If we continue to consume at the current rate, in a few years we will need resources equivalent to three planets to sustain us. How can we avoid this forecast?
The crisis we are facing with the COVID-19 pandemic has revealed the vulnerability of the current economic system. Our recovery requires a drastic change in our production and consumption patterns for a circular model in which all products are designed and produced considering the efficient use of natural resources, their reuse, recycling, and the minimization of waste. We have a unique opportunity to make a transition to a more sustainable model that is compatible both with economic and social development and with the planet, making the definitive leap to a resilient and circular economy.
Current resource management, a failed system
The level of overexploitation of natural resources, carbon emissions, and our current waste generation is too high for ecosystems to have the capacity to buffer the impact or compensate for changes. A recent World Bank report warns us that, should the forecast that the world population will reach 9.6 billion by 2050 be fulfilled, it would take about three planets to be able to maintain the current lifestyle.
The population growth in recent decades, mainly in large cities, has been accompanied by a significant increase in consumption, causing an exponential increase in the amount of waste produced.
The current situation in Latin America and the Caribbean is not encouraging. According to a recent report by UN Environment, the region generates roughly 10% of the world’s waste. Approximately one third ends up in open dumps with inadequate final disposal practices, which causes serious impacts on health and the environment. Additionally, it is estimated that only 10% of the waste generated is being recovered and that an enormous amount of material and energy resources are being wasted.

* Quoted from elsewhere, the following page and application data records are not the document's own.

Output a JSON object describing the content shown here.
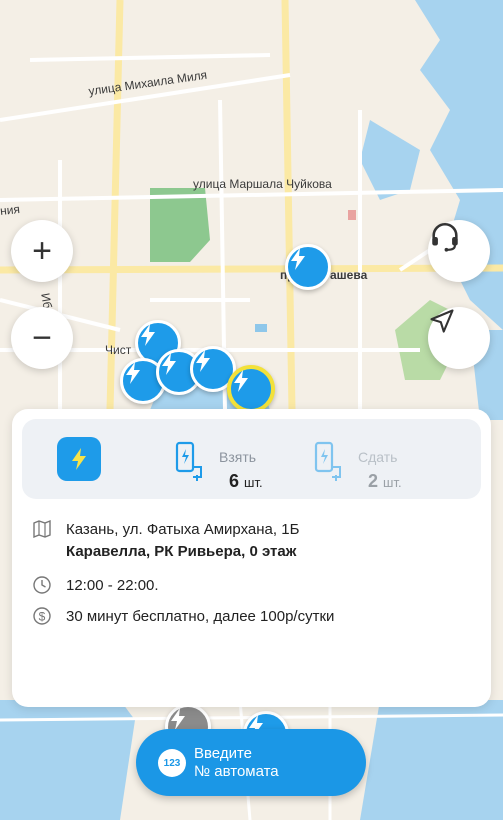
{
  "map": {
    "streets": [
      "улица Михаила Миля",
      "улица Маршала Чуйкова",
      "просп",
      "ашева",
      "Ибрагимова",
      "Чист",
      "ния"
    ]
  },
  "controls": {
    "zoom_in": "+",
    "zoom_out": "−"
  },
  "station": {
    "take_label": "Взять",
    "take_count": "6",
    "take_unit": "шт.",
    "return_label": "Сдать",
    "return_count": "2",
    "return_unit": "шт.",
    "address": "Казань, ул. Фатыха Амирхана, 1Б",
    "place": "Каравелла, РК Ривьера, 0 этаж",
    "hours": "12:00 - 22:00.",
    "tariff": "30 минут бесплатно, далее 100р/сутки"
  },
  "cta": {
    "badge": "123",
    "line1": "Введите",
    "line2": "№ автомата"
  },
  "colors": {
    "accent": "#1e9be9",
    "selected_ring": "#f2e13a",
    "water": "#a7d3ef",
    "park": "#8dc88f"
  }
}
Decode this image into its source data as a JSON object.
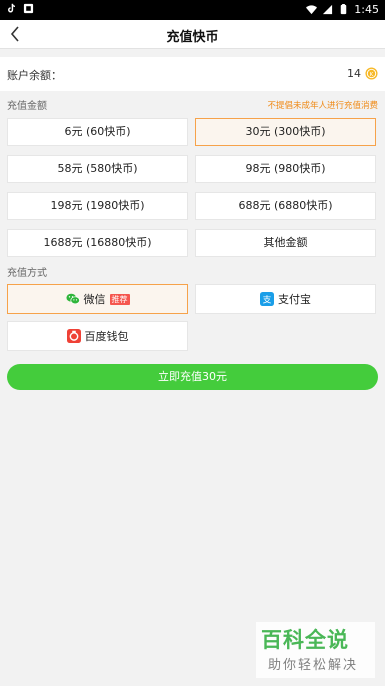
{
  "status_bar": {
    "time": "1:45",
    "icons": [
      "tiktok-icon",
      "notification-icon",
      "wifi-icon",
      "signal-icon",
      "battery-icon"
    ]
  },
  "nav": {
    "title": "充值快币",
    "back_icon": "chevron-left-icon"
  },
  "balance": {
    "label": "账户余额：",
    "value": "14",
    "icon": "coin-icon"
  },
  "amount_section": {
    "title": "充值金额",
    "notice": "不提倡未成年人进行充值消费",
    "options": [
      {
        "label": "6元 (60快币)",
        "selected": false
      },
      {
        "label": "30元 (300快币)",
        "selected": true
      },
      {
        "label": "58元 (580快币)",
        "selected": false
      },
      {
        "label": "98元 (980快币)",
        "selected": false
      },
      {
        "label": "198元 (1980快币)",
        "selected": false
      },
      {
        "label": "688元 (6880快币)",
        "selected": false
      },
      {
        "label": "1688元 (16880快币)",
        "selected": false
      },
      {
        "label": "其他金额",
        "selected": false
      }
    ]
  },
  "pay_section": {
    "title": "充值方式",
    "methods": [
      {
        "label": "微信",
        "badge": "推荐",
        "icon": "wechat-icon",
        "selected": true
      },
      {
        "label": "支付宝",
        "icon": "alipay-icon",
        "selected": false
      },
      {
        "label": "百度钱包",
        "icon": "baidu-wallet-icon",
        "selected": false
      }
    ]
  },
  "submit": {
    "label": "立即充值30元"
  },
  "watermark": {
    "main": "百科全说",
    "sub": "助你轻松解决"
  },
  "colors": {
    "accent_green": "#44cc3c",
    "selected_border": "#f6a24a",
    "notice_orange": "#f08a16",
    "badge_red": "#f5564e"
  }
}
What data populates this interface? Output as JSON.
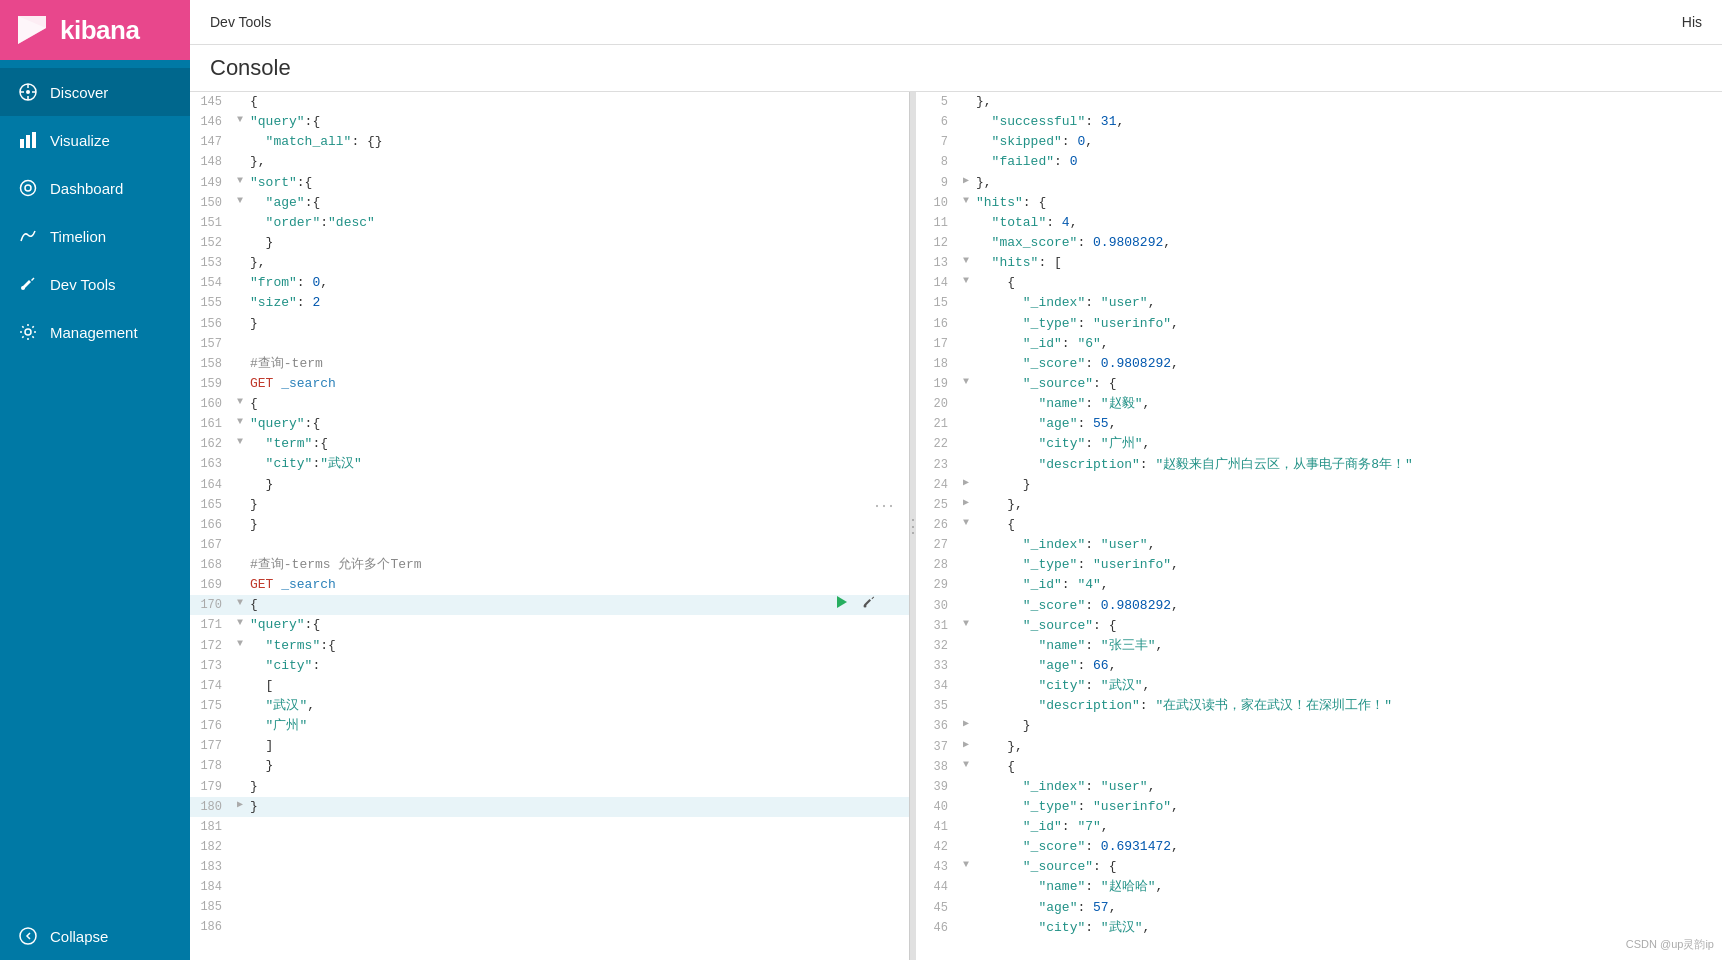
{
  "sidebar": {
    "logo_text": "kibana",
    "items": [
      {
        "label": "Discover",
        "icon": "compass"
      },
      {
        "label": "Visualize",
        "icon": "bar-chart"
      },
      {
        "label": "Dashboard",
        "icon": "circle-outline"
      },
      {
        "label": "Timelion",
        "icon": "lightning"
      },
      {
        "label": "Dev Tools",
        "icon": "wrench"
      },
      {
        "label": "Management",
        "icon": "gear"
      }
    ],
    "collapse_label": "Collapse"
  },
  "topbar": {
    "title": "Dev Tools",
    "history_label": "His"
  },
  "console_title": "Console",
  "watermark": "CSDN @up灵韵ip"
}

Therefore, the transition to a circular economy, in which the value of resources, materials and products is maintained for as long as possible, while minimizing waste generation, will be key. This transition will promote the development of a resource-efficient, sustainable economy that generates competitive and sustainable advantages. It will in turn avoid price volatility that results from resource scarcity and help create new and innovative opportunities. On the other hand, it could become a source of local jobs, providing clear opportunities for social cohesion and integration.
Sustainability of key sectors
Increasing the coherence of policies that promote environmental sustainability will be key to achieving the United Nations Sustainable Development Goals (SDGs) by 2030, particularly SGD 12 that refers to ensuring sustainable consumption and production patterns.
It will be essential to have regulatory frameworks in the region that stimulate the sustainability of key sectors, help prevent the generation of waste and promote its recovery in all strategic sectors of the economy. To do this, it will be necessary to establish lines of action that promote research and innovation programs in the creation of new materials, technologies that optimize their recovery, and production methods that promote our transition towards a circular economy.
We are backing the circular economy
The implementation of environmental and social policies in operations financed by the IDB offers clear benefits to promote measures aimed at preventing, reducing, reusing, and recovering waste, as well as at reducing or eliminating the contamination resulting from project activities, through materials free of toxic substances. Besides, if necessary, it allows strengthening national regulations and the institutional capacity of borrowers to comply with international standards and best available practices.
In this regard, the new IDB Environmental and Social Policy Framework sets ambitious standards in various areas and provides cutting-edge provisions to address environmental and social issues. Specifically, the Environmental and Social Performance Standard on Resource Efficiency and Pollution Prevention (Standard 3) recognizes the concept and emerging practice of the circular economy and resource recovery, according to which it is possible to create or obtain usable and valuable products from what was previously considered waste.
Time to take action
Latin America and the Caribbean face an urgent need to increase investment in a resource-efficient economy. Valuable materials are polluting and damaging our ecosystems instead of being reused. Therefore, a circular economy approach that abandons the traditional idea of a linear economy (extract-produce-discard) and that puts the emphasis on reusing materials and products will be the best solution to the waste generation problem.
We face an unprecedented global challenge. Planning the economic recovery after COVID-19 will be a unique opportunity to align ourselves with the 2030 Agenda for Sustainable Development, transforming our society and the economic model to ensure a promising future for all.
In several countries, measures are being implemented to recover materials present in the waste. Do you think it is a feasible and economically sustainable system that could be implemented in the short term? What can governments do to boost reuse and the circular economy?
This blog post is part of a series about the IDB‘s new Environmental and Social Policy Framework (ESPF). You may also want to read: